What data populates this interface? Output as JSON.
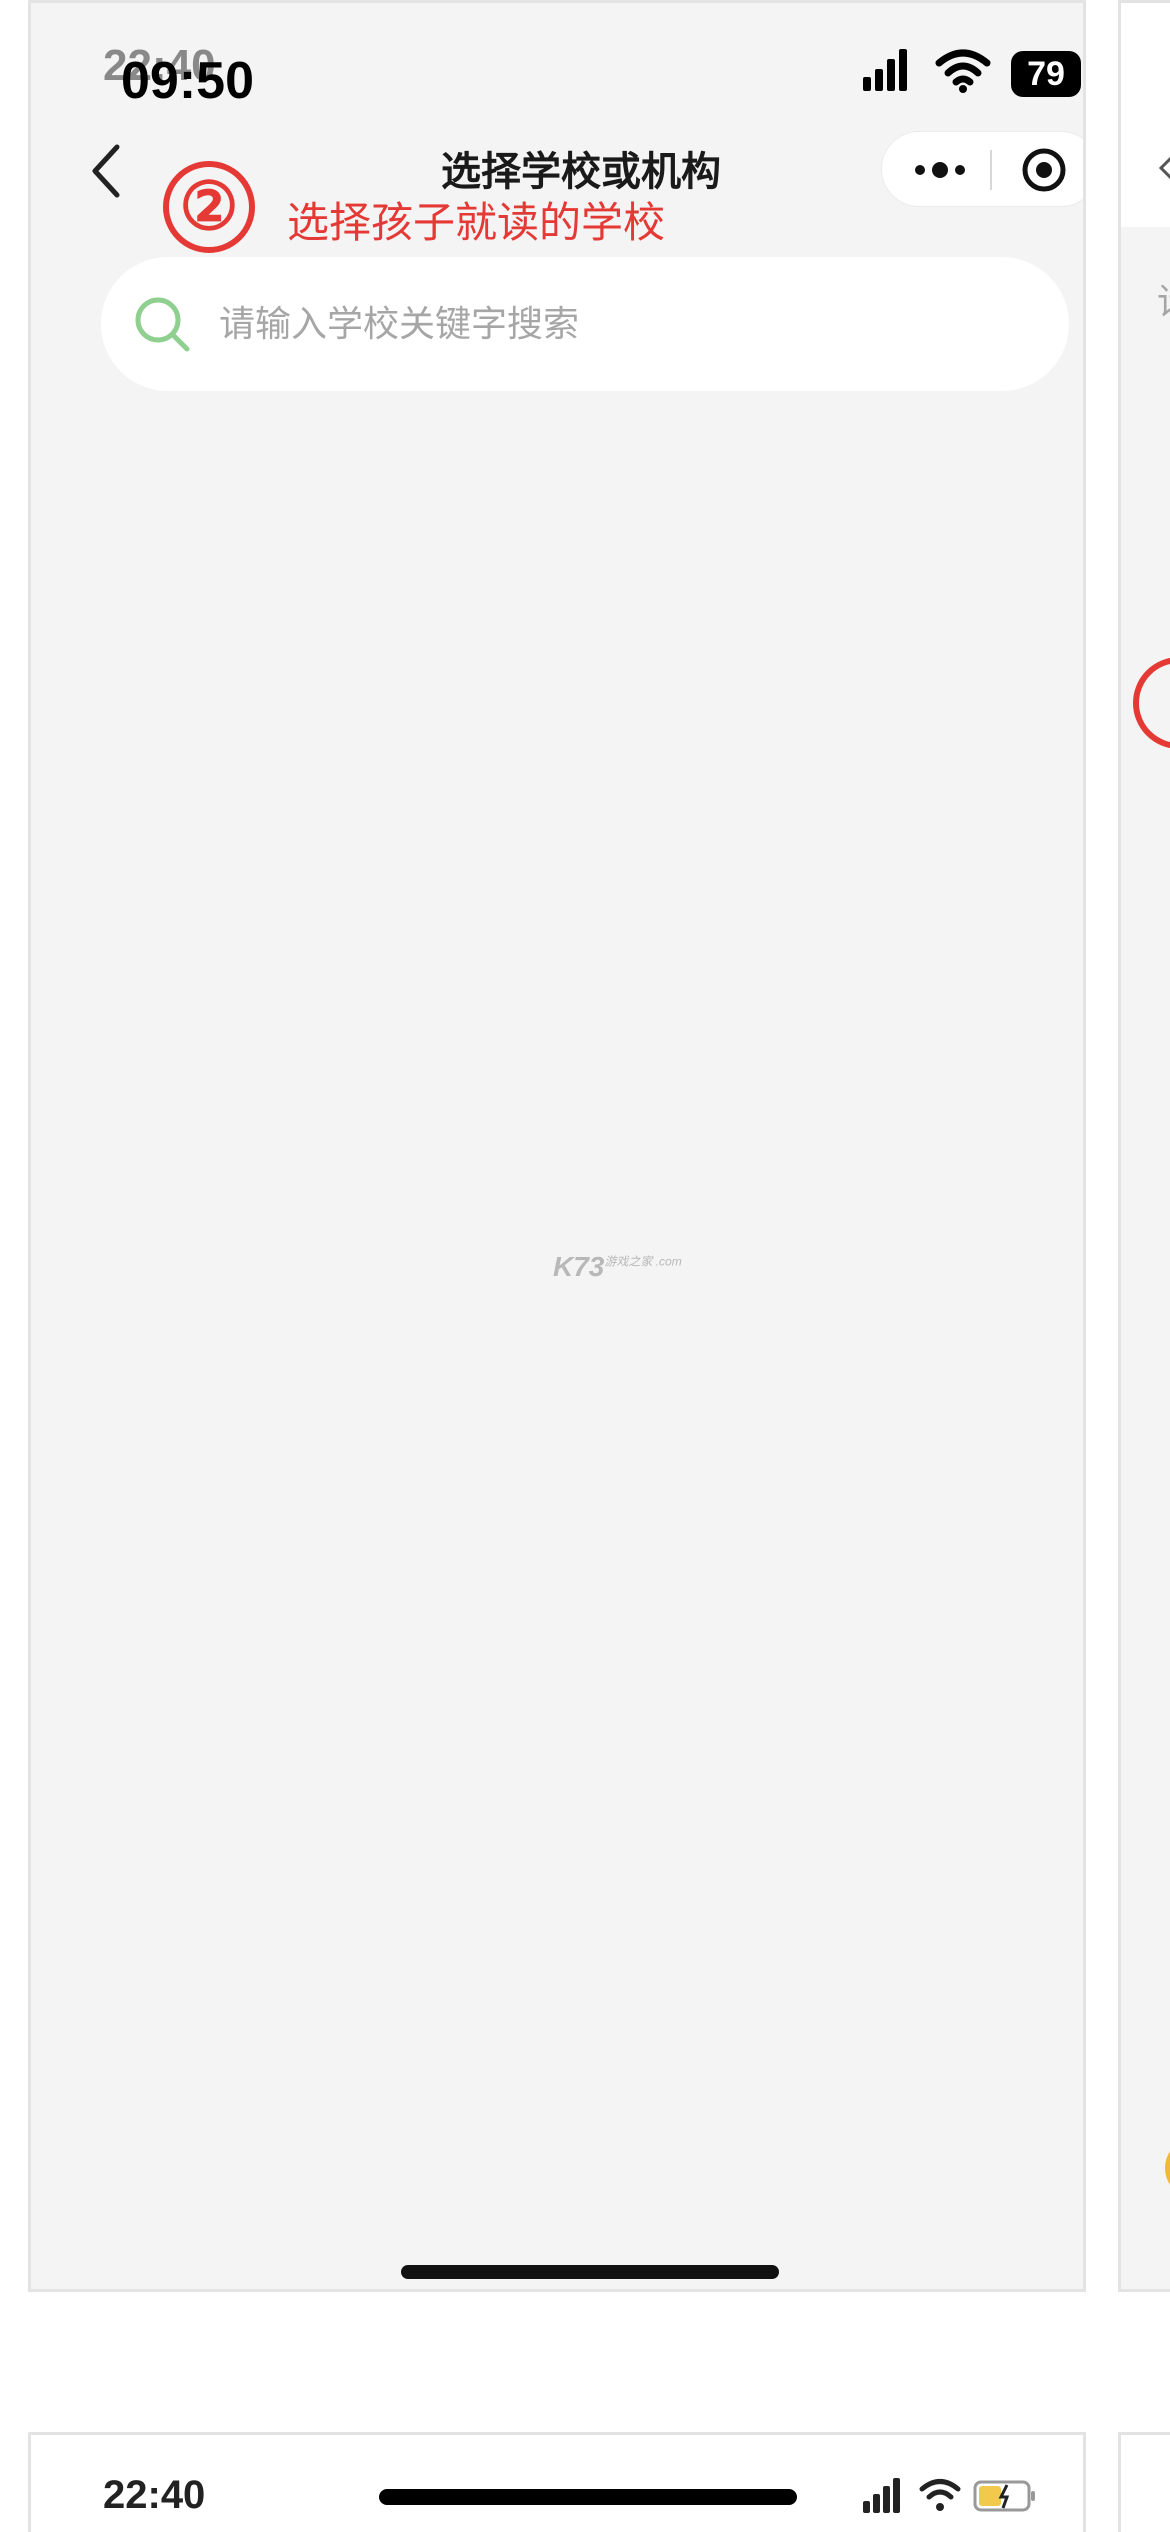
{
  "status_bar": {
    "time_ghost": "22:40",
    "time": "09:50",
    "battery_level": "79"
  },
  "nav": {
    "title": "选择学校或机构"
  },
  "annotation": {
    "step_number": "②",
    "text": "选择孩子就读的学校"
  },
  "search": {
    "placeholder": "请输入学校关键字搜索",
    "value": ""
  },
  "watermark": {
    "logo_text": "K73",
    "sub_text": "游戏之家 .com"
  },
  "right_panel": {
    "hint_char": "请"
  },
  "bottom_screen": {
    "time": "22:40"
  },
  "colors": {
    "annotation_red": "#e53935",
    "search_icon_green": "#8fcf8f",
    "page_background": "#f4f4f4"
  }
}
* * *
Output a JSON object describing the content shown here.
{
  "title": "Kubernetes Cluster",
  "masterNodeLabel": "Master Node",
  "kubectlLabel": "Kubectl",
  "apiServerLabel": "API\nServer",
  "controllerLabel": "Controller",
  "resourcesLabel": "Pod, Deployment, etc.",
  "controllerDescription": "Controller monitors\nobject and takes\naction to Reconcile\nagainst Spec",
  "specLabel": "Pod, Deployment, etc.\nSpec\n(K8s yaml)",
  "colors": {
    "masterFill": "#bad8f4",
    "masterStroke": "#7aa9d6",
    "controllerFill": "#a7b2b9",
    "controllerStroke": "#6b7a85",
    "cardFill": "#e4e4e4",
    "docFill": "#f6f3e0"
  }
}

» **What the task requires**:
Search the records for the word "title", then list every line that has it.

» **Problem solution**:
    "title": "选择学校或机构"
  "title": "Kubernetes Cluster",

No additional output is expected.